> **Your task**
All the lines below need retyping exactly, apart from the images.

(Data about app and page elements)
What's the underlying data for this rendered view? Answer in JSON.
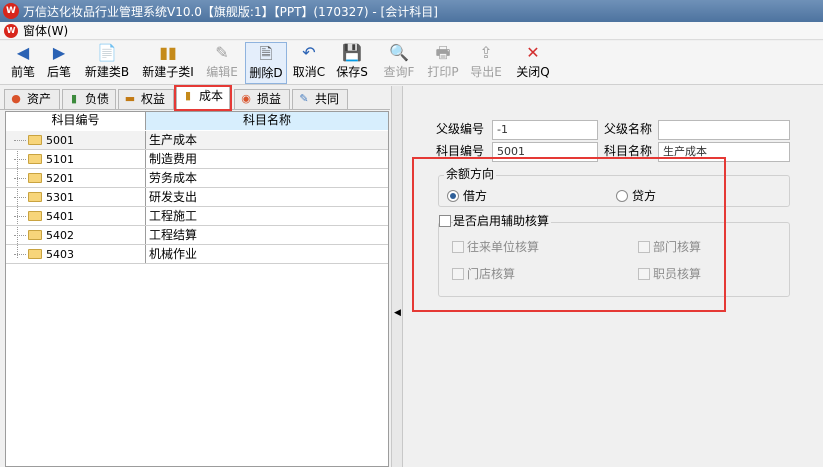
{
  "window": {
    "title": "万信达化妆品行业管理系统V10.0【旗舰版:1】【PPT】(170327) - [会计科目]"
  },
  "menu": {
    "items": [
      "窗体(W)"
    ]
  },
  "toolbar": {
    "buttons": [
      {
        "label": "前笔",
        "icon": "arrow-left-icon"
      },
      {
        "label": "后笔",
        "icon": "arrow-right-icon"
      },
      {
        "label": "新建类B",
        "icon": "new-doc-icon"
      },
      {
        "label": "新建子类I",
        "icon": "bar-chart-icon"
      },
      {
        "label": "编辑E",
        "icon": "edit-icon"
      },
      {
        "label": "删除D",
        "icon": "delete-doc-icon"
      },
      {
        "label": "取消C",
        "icon": "undo-icon"
      },
      {
        "label": "保存S",
        "icon": "save-icon"
      },
      {
        "label": "查询F",
        "icon": "search-doc-icon"
      },
      {
        "label": "打印P",
        "icon": "print-icon"
      },
      {
        "label": "导出E",
        "icon": "export-icon"
      },
      {
        "label": "关闭Q",
        "icon": "close-icon"
      }
    ]
  },
  "tabs": [
    {
      "label": "资产",
      "icon": "asset-icon"
    },
    {
      "label": "负债",
      "icon": "liability-icon"
    },
    {
      "label": "权益",
      "icon": "equity-icon"
    },
    {
      "label": "成本",
      "icon": "cost-chart-icon",
      "selected": true
    },
    {
      "label": "损益",
      "icon": "profit-loss-icon"
    },
    {
      "label": "共同",
      "icon": "common-icon"
    }
  ],
  "grid": {
    "columns": [
      "科目编号",
      "科目名称"
    ],
    "rows": [
      {
        "code": "5001",
        "name": "生产成本"
      },
      {
        "code": "5101",
        "name": "制造费用"
      },
      {
        "code": "5201",
        "name": "劳务成本"
      },
      {
        "code": "5301",
        "name": "研发支出"
      },
      {
        "code": "5401",
        "name": "工程施工"
      },
      {
        "code": "5402",
        "name": "工程结算"
      },
      {
        "code": "5403",
        "name": "机械作业"
      }
    ]
  },
  "form": {
    "parent_code_label": "父级编号",
    "parent_code_value": "-1",
    "parent_name_label": "父级名称",
    "parent_name_value": "",
    "code_label": "科目编号",
    "code_value": "5001",
    "name_label": "科目名称",
    "name_value": "生产成本",
    "balance_group_title": "余额方向",
    "debit_label": "借方",
    "credit_label": "贷方",
    "aux_enable_label": "是否启用辅助核算",
    "aux_options": [
      "往来单位核算",
      "部门核算",
      "门店核算",
      "职员核算"
    ]
  }
}
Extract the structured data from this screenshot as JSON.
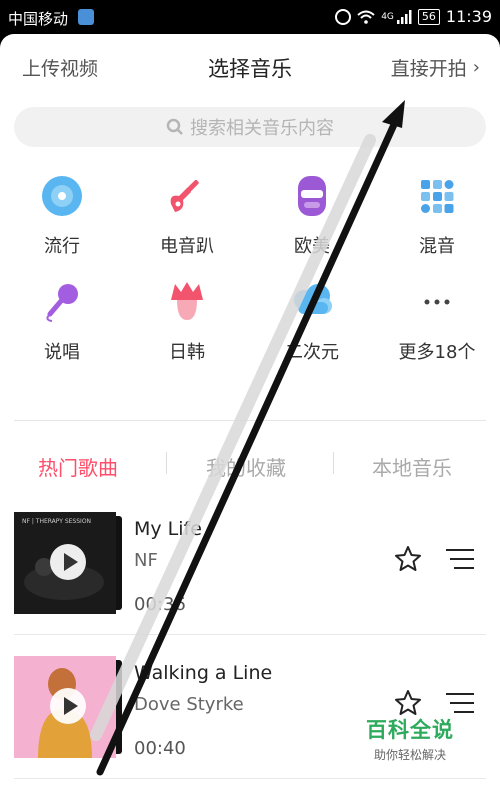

> **Answer for this exercise**
What's the underlying data for this rendered view? Answer in JSON.
{
  "window": {
    "title": "万信达化妆品行业管理系统V10.0【旗舰版:1】【PPT】(170327) - [会计科目]"
  },
  "menu": {
    "items": [
      "窗体(W)"
    ]
  },
  "toolbar": {
    "buttons": [
      {
        "label": "前笔",
        "icon": "arrow-left-icon"
      },
      {
        "label": "后笔",
        "icon": "arrow-right-icon"
      },
      {
        "label": "新建类B",
        "icon": "new-doc-icon"
      },
      {
        "label": "新建子类I",
        "icon": "bar-chart-icon"
      },
      {
        "label": "编辑E",
        "icon": "edit-icon"
      },
      {
        "label": "删除D",
        "icon": "delete-doc-icon"
      },
      {
        "label": "取消C",
        "icon": "undo-icon"
      },
      {
        "label": "保存S",
        "icon": "save-icon"
      },
      {
        "label": "查询F",
        "icon": "search-doc-icon"
      },
      {
        "label": "打印P",
        "icon": "print-icon"
      },
      {
        "label": "导出E",
        "icon": "export-icon"
      },
      {
        "label": "关闭Q",
        "icon": "close-icon"
      }
    ]
  },
  "tabs": [
    {
      "label": "资产",
      "icon": "asset-icon"
    },
    {
      "label": "负债",
      "icon": "liability-icon"
    },
    {
      "label": "权益",
      "icon": "equity-icon"
    },
    {
      "label": "成本",
      "icon": "cost-chart-icon",
      "selected": true
    },
    {
      "label": "损益",
      "icon": "profit-loss-icon"
    },
    {
      "label": "共同",
      "icon": "common-icon"
    }
  ],
  "grid": {
    "columns": [
      "科目编号",
      "科目名称"
    ],
    "rows": [
      {
        "code": "5001",
        "name": "生产成本"
      },
      {
        "code": "5101",
        "name": "制造费用"
      },
      {
        "code": "5201",
        "name": "劳务成本"
      },
      {
        "code": "5301",
        "name": "研发支出"
      },
      {
        "code": "5401",
        "name": "工程施工"
      },
      {
        "code": "5402",
        "name": "工程结算"
      },
      {
        "code": "5403",
        "name": "机械作业"
      }
    ]
  },
  "form": {
    "parent_code_label": "父级编号",
    "parent_code_value": "-1",
    "parent_name_label": "父级名称",
    "parent_name_value": "",
    "code_label": "科目编号",
    "code_value": "5001",
    "name_label": "科目名称",
    "name_value": "生产成本",
    "balance_group_title": "余额方向",
    "debit_label": "借方",
    "credit_label": "贷方",
    "aux_enable_label": "是否启用辅助核算",
    "aux_options": [
      "往来单位核算",
      "部门核算",
      "门店核算",
      "职员核算"
    ]
  }
}
Extract the structured data from this screenshot as JSON.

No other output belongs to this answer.